With wildly fluctuating fuel costs, rising insurance premiums and low pay rates constantly plaguing Canadian owner/operators, I often have to ask - Why?Why bother owning your own truck and being burde...
With wildly fluctuating fuel costs, rising insurance premiums and low pay rates constantly plaguing Canadian owner/operators, I often have to ask – Why?
Why bother owning your own truck and being burdened with these ever-present issues when you could just hop behind the wheel of someone else’s truck, and quite often bring home a comparable paycheck when all is said and done?
I’ve come to learn it boils down to pride. Pride of ownership, pride of having more control over your bottom line and the pride that comes with being your own boss – to one extent or another.
It’s been said at times that this once proud industry is seriously lacking that element of pride that was once so prevalent. However, if you look hard enough, it’s not difficult to find it, sometimes in the most unlikely of places.
A case in point was hammered home when I visited Freightliner’s Portland Truck Plant earlier this month, where production of Western Star trucks recently began. Knowing a bit about the sense of pride most Canadian Star owners take in their ‘built-in-my-backyard’ rigs, I was admittedly concerned this may be lost in the transition.
However, having spent a day touring the facility and seeing Western Star’s transplanted workers in action, I now know the sense of pride associated with this unique truck won’t be dampened by the move.
About 80 people from the Kelowna plant uprooted their families and relocated to Portland, rather than face the prospect of giving up their passion for building Western Star trucks. The total number of Kelowna-based employees who offered to move exceeded Freightliner LLC’s expectations.
Sadly, however, there are a number of workers lost in the shuffle. Assembly line workers are not eligible for U.S. working visas, meaning the majority of employees from the Kelowna plant are still out of a job. While it would be somewhat understandable for these individuals to hold a grudge against the company responsible for this life-altering decision to move Western Star production to Portland, that hasn’t been the case. There’s been little resentment towards the company, only a burning desire to see this proud nameplate survive the current downturn in the market and thrive.
Remarkably, about 16 Kelowna-based assembly line workers are temporarily in Portland to train their replacements – with no guarantee of a job to return home to. And Carsten Reinhardt, plant manager of the Portland Truck Plant, says they’re doing it without any sense of self-pity or animosity.
While they’ll be out of work within months, they are committed to passing on their unmatched experience to ensure the quality of the Western Star brand isn’t compromised by the move.
In fact, when Reinhardt stood in front of the 700 Western Star employees who called Kelowna home and announced the impending move, he says he was overwhelmed by the reaction.
One worker stood up and vowed: “We’ll build top-quality trucks until the very last one goes out that door.”
For those 80 or so (mostly managers and engineers) who did relocate, the decision to do so speaks volumes of their pride in the product they call their own.
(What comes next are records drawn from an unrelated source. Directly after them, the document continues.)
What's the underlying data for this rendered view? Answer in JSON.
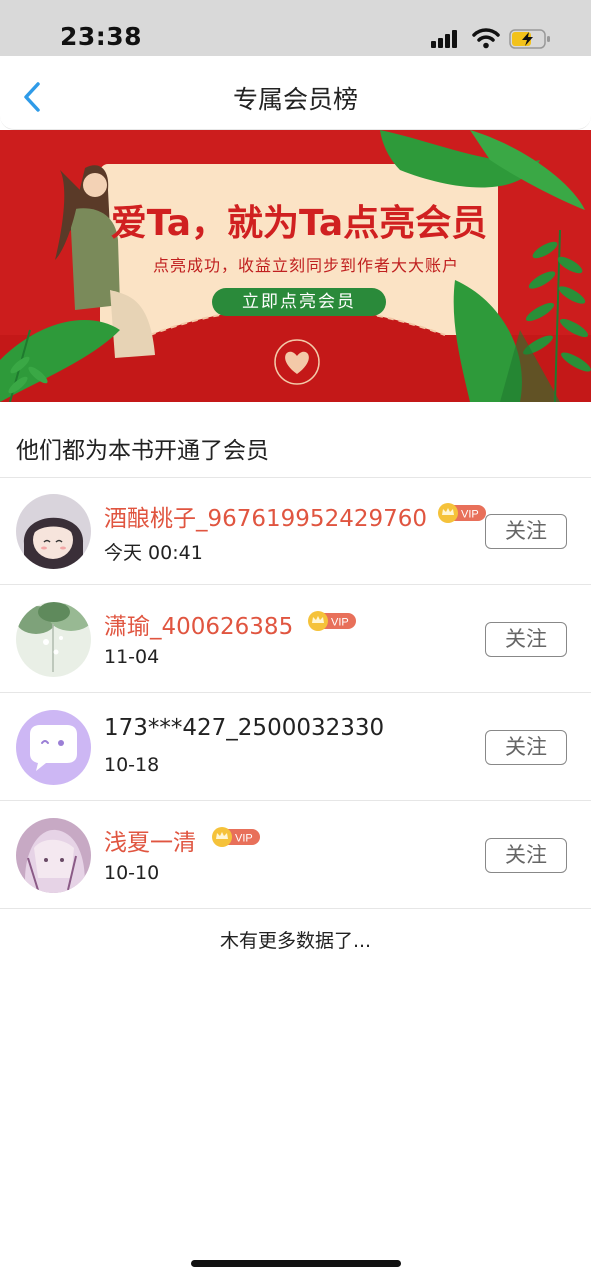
{
  "status_bar": {
    "time": "23:38"
  },
  "nav": {
    "title": "专属会员榜"
  },
  "banner": {
    "title": "爱Ta，就为Ta点亮会员",
    "subtitle": "点亮成功，收益立刻同步到作者大大账户",
    "button_label": "立即点亮会员"
  },
  "section": {
    "title": "他们都为本书开通了会员"
  },
  "members": [
    {
      "name": "酒酿桃子_967619952429760",
      "date": "今天 00:41",
      "vip": true,
      "follow_label": "关注"
    },
    {
      "name": "潇瑜_400626385",
      "date": "11-04",
      "vip": true,
      "follow_label": "关注"
    },
    {
      "name": "173***427_2500032330",
      "date": "10-18",
      "vip": false,
      "follow_label": "关注"
    },
    {
      "name": "浅夏一清",
      "date": "10-10",
      "vip": true,
      "follow_label": "关注"
    }
  ],
  "vip_badge_text": "VIP",
  "footer": {
    "no_more": "木有更多数据了..."
  },
  "colors": {
    "vip_name": "#e05540",
    "banner_red": "#cc1d1d",
    "accent_blue": "#2f9be8",
    "button_green": "#2a8a3a"
  }
}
Most of them have settled within a few blocks of each other in Vancouver, Wash. – or Kelowna South as it’s now known to them. For many people, the closure of the Western Star assembly plant in Kelowna was a sad occasion. However, it’s comforting the Western Star pride wasn’t forgotten behind in the move.